Martin Potter, leader of the IFoA's Scottish Board, confirmed the IFoA welcomed the work undertaken by the UK government to devolve more tax-raising powers to the Scottish Parliament. However, he said: "It should be noted that having differing tax rates in Scotland versus the remainder of the UK will make a very complex system, especially in terms of tax relief on pensions savings."
Potter believed that the different tax relief could potentially be an "administrative burden" for employers with staff working cross-border. He felt that this could also be complicated for individuals, particularly contractors working throughout the UK on a regular basis.
Potter also mentioned the complexity this could bring to payroll systems and the additional costs with software providers. "Additionally, through the new legislation, tax rules could end up being far more complex than currently envisaged," he said. "That complexity costs time and money.
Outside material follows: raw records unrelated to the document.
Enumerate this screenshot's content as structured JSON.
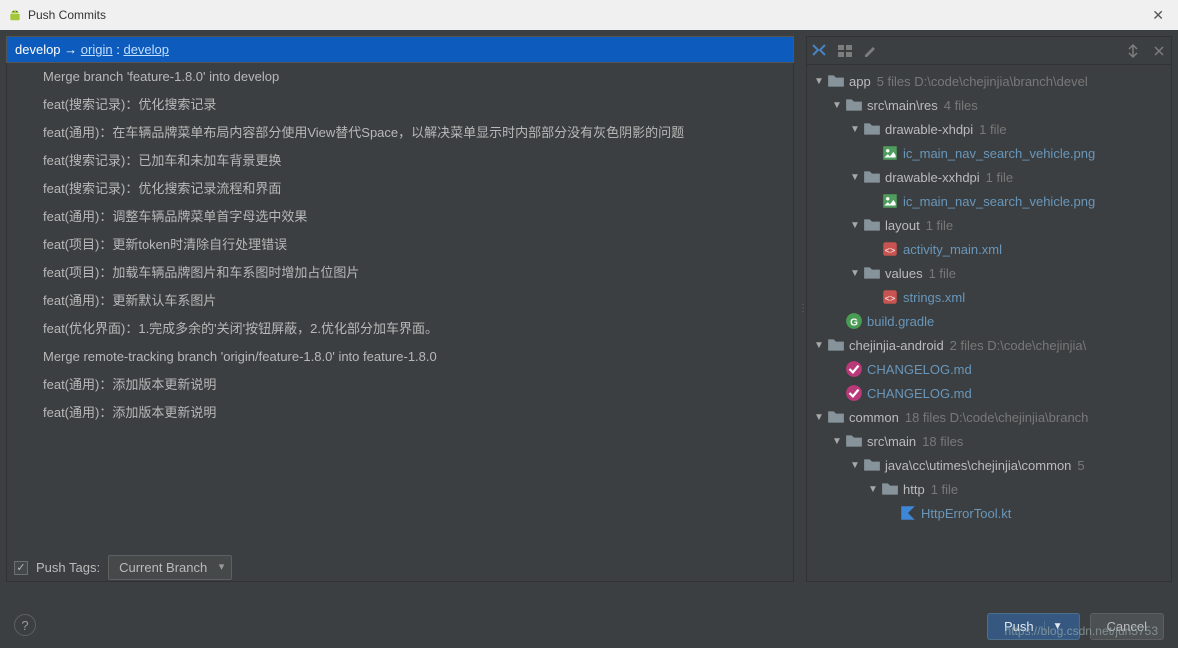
{
  "window": {
    "title": "Push Commits"
  },
  "branch": {
    "local": "develop",
    "arrow": "→",
    "remote": "origin",
    "sep": ":",
    "target": "develop"
  },
  "commits": [
    "Merge branch 'feature-1.8.0' into develop",
    "feat(搜索记录)：优化搜索记录",
    "feat(通用)：在车辆品牌菜单布局内容部分使用View替代Space，以解决菜单显示时内部部分没有灰色阴影的问题",
    "feat(搜索记录)：已加车和未加车背景更换",
    "feat(搜索记录)：优化搜索记录流程和界面",
    "feat(通用)：调整车辆品牌菜单首字母选中效果",
    "feat(项目)：更新token时清除自行处理错误",
    "feat(项目)：加载车辆品牌图片和车系图时增加占位图片",
    "feat(通用)：更新默认车系图片",
    "feat(优化界面)：1.完成多余的'关闭'按钮屏蔽，2.优化部分加车界面。",
    "Merge remote-tracking branch 'origin/feature-1.8.0' into feature-1.8.0",
    "feat(通用)：添加版本更新说明",
    "feat(通用)：添加版本更新说明"
  ],
  "tree": {
    "app": {
      "label": "app",
      "meta": "5 files  D:\\code\\chejinjia\\branch\\devel"
    },
    "src_main_res": {
      "label": "src\\main\\res",
      "meta": "4 files"
    },
    "drawable_xhdpi": {
      "label": "drawable-xhdpi",
      "meta": "1 file"
    },
    "png1": {
      "label": "ic_main_nav_search_vehicle.png"
    },
    "drawable_xxhdpi": {
      "label": "drawable-xxhdpi",
      "meta": "1 file"
    },
    "png2": {
      "label": "ic_main_nav_search_vehicle.png"
    },
    "layout": {
      "label": "layout",
      "meta": "1 file"
    },
    "activity_main": {
      "label": "activity_main.xml"
    },
    "values": {
      "label": "values",
      "meta": "1 file"
    },
    "strings": {
      "label": "strings.xml"
    },
    "build_gradle": {
      "label": "build.gradle"
    },
    "chejinjia_android": {
      "label": "chejinjia-android",
      "meta": "2 files  D:\\code\\chejinjia\\"
    },
    "changelog1": {
      "label": "CHANGELOG.md"
    },
    "changelog2": {
      "label": "CHANGELOG.md"
    },
    "common": {
      "label": "common",
      "meta": "18 files  D:\\code\\chejinjia\\branch"
    },
    "src_main2": {
      "label": "src\\main",
      "meta": "18 files"
    },
    "java_pkg": {
      "label": "java\\cc\\utimes\\chejinjia\\common",
      "meta": "5"
    },
    "http": {
      "label": "http",
      "meta": "1 file"
    },
    "http_tool": {
      "label": "HttpErrorTool.kt"
    }
  },
  "footer": {
    "push_tags": "Push Tags:",
    "current_branch": "Current Branch",
    "push": "Push",
    "cancel": "Cancel"
  },
  "watermark": "https://blog.csdn.net/jun5753"
}
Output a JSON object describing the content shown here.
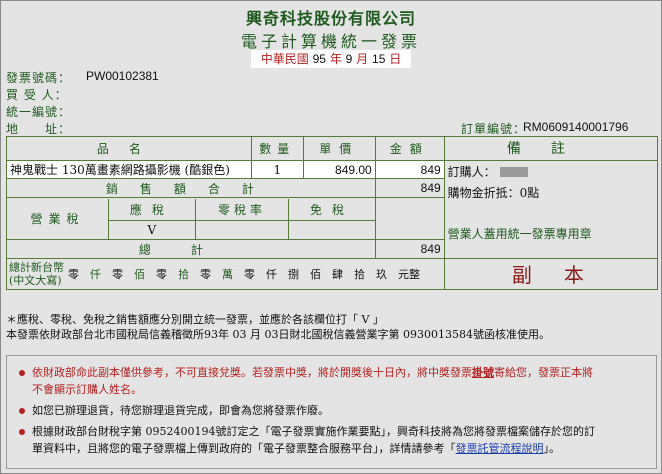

The government also needs to take into consideration lead-in times for changing payroll systems and the extra costs of two divergent systems being supported by software providers."
With the new pensions freedoms outlined in last year's budget, Potter warned that there could be individuals taking advantage of the system. "When considering further devolution it is important to avoid unintended consequences such as individuals 'gaming the system' by declaring residency in the country with the most beneficial tax rates," said Potter. "This could see people with large pension funds transfer between Scotland and the rest of the UK to whichever has the lower marginal rate."
Potter's comments came after yesterday's publication of draft legislation to devolve more powers to Scotland.
Meanwhile, professional services company Towers Watson felt that Scotland's tax powers "will force changes to the operation of pensions tax relief".
David Gordon, a senior consultant in Towers Watson's Edinburgh office, said: "Holyrood will not have the power to change the key features of pensions tax relief - these are reserved for the UK. But it can indirectly change how much tax relief is worth by altering the tax rates that apply at different income levels."